[Exercise objective]
Scan the entries below and give the number of lines containing "Invitation", with no accompanying words.

[Data supplied]
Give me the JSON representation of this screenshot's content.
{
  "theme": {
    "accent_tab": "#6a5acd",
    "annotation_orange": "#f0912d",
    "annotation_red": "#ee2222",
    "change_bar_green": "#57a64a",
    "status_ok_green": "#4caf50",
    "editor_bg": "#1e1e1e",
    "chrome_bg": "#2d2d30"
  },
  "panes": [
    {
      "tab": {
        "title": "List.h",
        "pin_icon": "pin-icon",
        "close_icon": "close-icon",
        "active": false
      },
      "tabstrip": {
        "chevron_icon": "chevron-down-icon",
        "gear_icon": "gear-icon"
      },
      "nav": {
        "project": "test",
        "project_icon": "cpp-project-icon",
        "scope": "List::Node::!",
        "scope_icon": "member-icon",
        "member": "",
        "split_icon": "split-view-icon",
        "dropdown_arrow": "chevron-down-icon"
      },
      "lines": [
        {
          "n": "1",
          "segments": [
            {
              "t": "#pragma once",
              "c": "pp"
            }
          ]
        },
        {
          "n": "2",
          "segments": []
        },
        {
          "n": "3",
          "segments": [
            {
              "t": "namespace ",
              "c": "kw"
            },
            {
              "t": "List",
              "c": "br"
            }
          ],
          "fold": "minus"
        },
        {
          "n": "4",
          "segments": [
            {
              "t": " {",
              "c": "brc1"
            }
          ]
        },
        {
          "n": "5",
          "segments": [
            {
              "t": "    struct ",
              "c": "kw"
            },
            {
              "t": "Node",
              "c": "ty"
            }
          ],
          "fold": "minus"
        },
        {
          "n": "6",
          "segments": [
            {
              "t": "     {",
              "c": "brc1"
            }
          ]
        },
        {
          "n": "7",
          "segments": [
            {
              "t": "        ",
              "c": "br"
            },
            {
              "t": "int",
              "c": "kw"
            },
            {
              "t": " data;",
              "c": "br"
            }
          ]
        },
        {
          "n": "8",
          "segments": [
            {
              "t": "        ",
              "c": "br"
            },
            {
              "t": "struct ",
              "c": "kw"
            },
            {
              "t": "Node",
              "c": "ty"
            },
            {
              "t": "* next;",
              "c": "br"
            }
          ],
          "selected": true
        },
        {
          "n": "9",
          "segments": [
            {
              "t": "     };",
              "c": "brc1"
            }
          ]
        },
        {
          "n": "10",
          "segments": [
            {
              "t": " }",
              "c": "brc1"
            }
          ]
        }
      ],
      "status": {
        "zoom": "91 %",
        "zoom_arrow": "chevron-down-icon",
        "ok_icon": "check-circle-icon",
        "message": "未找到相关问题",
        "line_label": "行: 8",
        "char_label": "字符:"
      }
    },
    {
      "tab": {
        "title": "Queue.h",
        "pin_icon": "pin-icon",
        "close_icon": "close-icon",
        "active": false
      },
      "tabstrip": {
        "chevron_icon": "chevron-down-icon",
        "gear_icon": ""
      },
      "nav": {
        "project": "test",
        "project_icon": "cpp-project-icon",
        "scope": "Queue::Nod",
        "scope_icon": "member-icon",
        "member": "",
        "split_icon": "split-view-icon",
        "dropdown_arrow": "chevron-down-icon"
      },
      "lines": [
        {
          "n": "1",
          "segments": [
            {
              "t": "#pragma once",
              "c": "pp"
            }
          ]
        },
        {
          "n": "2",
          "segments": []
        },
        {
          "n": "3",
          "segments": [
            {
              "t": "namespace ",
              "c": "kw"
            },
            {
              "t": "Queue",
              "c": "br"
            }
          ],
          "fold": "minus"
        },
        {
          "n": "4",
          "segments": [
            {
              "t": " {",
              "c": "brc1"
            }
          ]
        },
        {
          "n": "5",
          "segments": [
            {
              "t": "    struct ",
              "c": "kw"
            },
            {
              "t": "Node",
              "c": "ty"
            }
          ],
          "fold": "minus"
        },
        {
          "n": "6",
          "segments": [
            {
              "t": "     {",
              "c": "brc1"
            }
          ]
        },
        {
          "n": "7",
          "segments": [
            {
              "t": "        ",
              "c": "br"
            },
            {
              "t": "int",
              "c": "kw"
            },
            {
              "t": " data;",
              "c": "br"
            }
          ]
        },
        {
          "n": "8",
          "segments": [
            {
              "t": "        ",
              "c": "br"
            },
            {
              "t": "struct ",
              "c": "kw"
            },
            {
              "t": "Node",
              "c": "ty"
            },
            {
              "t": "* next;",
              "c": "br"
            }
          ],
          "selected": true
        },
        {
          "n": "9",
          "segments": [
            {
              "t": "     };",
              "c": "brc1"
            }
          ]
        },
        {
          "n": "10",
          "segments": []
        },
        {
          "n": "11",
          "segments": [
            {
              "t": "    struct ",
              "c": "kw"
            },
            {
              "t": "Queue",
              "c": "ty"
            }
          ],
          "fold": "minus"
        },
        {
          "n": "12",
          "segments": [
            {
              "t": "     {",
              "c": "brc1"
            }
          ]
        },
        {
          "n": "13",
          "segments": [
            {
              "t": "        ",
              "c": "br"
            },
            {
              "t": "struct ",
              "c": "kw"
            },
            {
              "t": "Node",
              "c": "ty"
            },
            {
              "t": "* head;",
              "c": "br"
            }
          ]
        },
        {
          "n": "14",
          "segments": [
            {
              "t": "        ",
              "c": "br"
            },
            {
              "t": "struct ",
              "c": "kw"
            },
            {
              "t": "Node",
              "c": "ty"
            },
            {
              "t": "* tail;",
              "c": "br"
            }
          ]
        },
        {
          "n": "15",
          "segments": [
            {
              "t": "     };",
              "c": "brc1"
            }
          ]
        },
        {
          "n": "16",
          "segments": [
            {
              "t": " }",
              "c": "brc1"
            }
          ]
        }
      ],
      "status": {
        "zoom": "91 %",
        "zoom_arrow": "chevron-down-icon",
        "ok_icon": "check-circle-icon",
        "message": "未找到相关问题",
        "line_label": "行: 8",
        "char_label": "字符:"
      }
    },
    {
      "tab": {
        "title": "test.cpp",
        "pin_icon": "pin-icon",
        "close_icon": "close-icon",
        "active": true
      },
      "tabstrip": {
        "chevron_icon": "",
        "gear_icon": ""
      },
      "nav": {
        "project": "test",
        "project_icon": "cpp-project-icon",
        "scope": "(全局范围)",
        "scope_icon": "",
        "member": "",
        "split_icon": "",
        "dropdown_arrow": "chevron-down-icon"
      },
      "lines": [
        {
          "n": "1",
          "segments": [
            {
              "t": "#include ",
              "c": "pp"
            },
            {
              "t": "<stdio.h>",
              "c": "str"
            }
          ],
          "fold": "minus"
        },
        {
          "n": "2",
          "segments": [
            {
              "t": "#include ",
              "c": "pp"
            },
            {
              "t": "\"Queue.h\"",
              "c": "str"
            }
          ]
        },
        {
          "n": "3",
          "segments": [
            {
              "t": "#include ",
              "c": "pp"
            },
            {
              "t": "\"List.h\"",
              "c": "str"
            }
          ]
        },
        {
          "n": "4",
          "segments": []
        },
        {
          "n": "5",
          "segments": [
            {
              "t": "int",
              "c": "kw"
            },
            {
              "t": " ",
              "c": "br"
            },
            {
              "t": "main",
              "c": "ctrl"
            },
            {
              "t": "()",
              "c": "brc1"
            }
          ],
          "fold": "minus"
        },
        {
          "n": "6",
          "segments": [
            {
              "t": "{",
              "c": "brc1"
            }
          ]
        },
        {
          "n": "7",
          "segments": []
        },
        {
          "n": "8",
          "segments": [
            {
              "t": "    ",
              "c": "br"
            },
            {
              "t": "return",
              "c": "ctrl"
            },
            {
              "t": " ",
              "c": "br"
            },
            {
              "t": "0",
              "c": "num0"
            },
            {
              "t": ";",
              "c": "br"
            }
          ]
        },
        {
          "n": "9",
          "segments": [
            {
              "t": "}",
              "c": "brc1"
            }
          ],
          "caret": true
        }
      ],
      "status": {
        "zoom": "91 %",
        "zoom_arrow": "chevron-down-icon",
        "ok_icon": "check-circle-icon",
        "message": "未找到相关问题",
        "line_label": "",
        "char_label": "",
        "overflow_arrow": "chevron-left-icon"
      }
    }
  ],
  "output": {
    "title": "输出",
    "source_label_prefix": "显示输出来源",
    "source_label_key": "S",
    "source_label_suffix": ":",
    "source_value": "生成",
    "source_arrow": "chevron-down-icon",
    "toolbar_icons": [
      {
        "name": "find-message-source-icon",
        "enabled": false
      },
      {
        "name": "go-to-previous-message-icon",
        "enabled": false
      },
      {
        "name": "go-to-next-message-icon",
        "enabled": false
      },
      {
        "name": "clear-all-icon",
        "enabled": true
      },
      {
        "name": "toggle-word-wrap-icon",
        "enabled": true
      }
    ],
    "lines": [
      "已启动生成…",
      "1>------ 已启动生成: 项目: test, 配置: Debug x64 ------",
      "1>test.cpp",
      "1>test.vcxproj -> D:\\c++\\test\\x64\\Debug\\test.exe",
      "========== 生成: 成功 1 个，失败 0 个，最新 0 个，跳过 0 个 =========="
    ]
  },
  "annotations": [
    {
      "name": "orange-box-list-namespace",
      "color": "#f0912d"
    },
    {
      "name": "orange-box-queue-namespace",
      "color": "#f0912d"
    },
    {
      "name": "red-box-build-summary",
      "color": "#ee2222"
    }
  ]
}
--
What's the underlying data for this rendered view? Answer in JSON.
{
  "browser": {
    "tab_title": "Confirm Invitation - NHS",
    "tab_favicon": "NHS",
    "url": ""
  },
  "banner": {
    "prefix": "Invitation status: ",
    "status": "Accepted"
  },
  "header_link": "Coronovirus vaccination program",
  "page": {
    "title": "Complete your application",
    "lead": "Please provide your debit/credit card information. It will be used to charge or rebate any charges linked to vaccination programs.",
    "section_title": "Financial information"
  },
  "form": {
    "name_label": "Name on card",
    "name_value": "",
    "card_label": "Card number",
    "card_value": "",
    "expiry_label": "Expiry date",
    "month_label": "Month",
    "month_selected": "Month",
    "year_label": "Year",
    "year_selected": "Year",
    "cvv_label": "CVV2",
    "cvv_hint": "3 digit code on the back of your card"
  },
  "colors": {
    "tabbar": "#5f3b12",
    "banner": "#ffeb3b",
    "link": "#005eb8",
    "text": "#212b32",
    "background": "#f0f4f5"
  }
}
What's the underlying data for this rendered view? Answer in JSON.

[Final answer]
2